“Where is she now?”
Miss Smith glanced out at the darkening landscape, and then at her watch.
“I do not know; she’s very late. She’s given to wandering, but usually she is here before this time.”
“I saw her in town this afternoon,” said Mrs. Vanderpool.
“Zora? In town?” Miss Smith rose. “I’ll send her to you tomorrow,” she said quietly. Mrs. Vanderpool had hardly reached the Oaks before Miss Smith was driving toward town.

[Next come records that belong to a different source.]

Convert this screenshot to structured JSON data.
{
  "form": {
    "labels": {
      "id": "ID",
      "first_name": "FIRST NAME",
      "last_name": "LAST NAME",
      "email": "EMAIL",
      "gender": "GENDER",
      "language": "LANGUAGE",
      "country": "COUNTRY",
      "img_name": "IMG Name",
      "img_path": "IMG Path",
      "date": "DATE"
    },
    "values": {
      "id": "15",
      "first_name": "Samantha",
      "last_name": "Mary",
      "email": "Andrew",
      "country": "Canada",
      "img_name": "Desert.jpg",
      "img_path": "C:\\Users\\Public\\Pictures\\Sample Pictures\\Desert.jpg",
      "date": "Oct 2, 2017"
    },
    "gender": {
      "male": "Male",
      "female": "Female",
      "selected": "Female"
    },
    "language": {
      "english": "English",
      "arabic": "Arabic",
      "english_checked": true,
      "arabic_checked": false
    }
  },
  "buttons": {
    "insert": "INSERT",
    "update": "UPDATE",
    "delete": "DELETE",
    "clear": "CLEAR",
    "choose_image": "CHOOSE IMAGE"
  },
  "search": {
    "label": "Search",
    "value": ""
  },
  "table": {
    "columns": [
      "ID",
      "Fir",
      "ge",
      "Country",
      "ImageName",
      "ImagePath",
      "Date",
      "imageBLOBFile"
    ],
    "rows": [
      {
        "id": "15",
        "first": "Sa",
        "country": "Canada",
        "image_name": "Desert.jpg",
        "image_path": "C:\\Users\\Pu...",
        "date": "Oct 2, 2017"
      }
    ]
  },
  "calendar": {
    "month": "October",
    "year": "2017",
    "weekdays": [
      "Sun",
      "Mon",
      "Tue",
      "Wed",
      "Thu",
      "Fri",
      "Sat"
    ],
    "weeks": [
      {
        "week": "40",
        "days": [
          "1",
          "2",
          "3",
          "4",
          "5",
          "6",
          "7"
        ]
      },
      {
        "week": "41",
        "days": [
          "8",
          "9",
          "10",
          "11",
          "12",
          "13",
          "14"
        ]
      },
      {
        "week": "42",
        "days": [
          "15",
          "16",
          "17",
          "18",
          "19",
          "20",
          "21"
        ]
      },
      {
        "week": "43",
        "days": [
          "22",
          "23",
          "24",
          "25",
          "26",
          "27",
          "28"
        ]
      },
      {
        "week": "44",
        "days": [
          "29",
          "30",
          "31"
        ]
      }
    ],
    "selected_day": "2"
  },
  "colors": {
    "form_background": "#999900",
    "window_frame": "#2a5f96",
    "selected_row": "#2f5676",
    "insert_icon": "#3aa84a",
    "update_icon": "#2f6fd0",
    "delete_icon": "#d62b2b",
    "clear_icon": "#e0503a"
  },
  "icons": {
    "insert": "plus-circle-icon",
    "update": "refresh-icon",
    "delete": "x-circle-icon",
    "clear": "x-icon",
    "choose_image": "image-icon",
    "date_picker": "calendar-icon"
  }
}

A small cabin on the town’s ragged fringe was crowded to suffocation. Within arose noisy shouts, loud songs, and raucous laughter; the scraping of a fiddle and whine of an accordion. Liquor began to appear and happy faces grew red-eyed and sodden as the dances whirled. At the edge of the orgy stood Zora, wild-eyed and bewildered, mad with the pain that gripped her heart and hammered in her head, crying in tune with the frenzied music—“the End—the End!”
Abruptly she recognized a face despite the wreck and ruin of its beauty.
“Bertie!” she cried as she seized the mother of little Emma by the arm.
The woman staggered and offered her glass.
“Drink,” she cried, “drink and forget.”
In a moment Zora sprang forward and seized the burning liquid in both hands. A dozen hands clapped a devil’s tattoo. A score of voices yelled and laughed. The shriek of the music was drowned beneath the thunder of stamping feet. Men reeled to singing women’s arms, but above the roar rose the song of the voice of Zora—she glided to the middle of the room, standing tip-toed with skirts that curled and turned; she threw back her head, raised the liquor to her lips, paused and looked into the face of Miss Smith.
A silence fell like a lightning flash on the room as that white face peered in at the door. Slowly Zora’s hands fell and her eyes blinked as though waking from some awful dream. She staggered toward the woman’s outstretched arms....
Late that night the girl lay close in Miss Smith’s motherly embrace.
“I was going to hell!” she whispered, trembling.
“Why, Zora?” asked Miss Smith calmly.
“I couldn’t find the Way—and I wanted to forget.”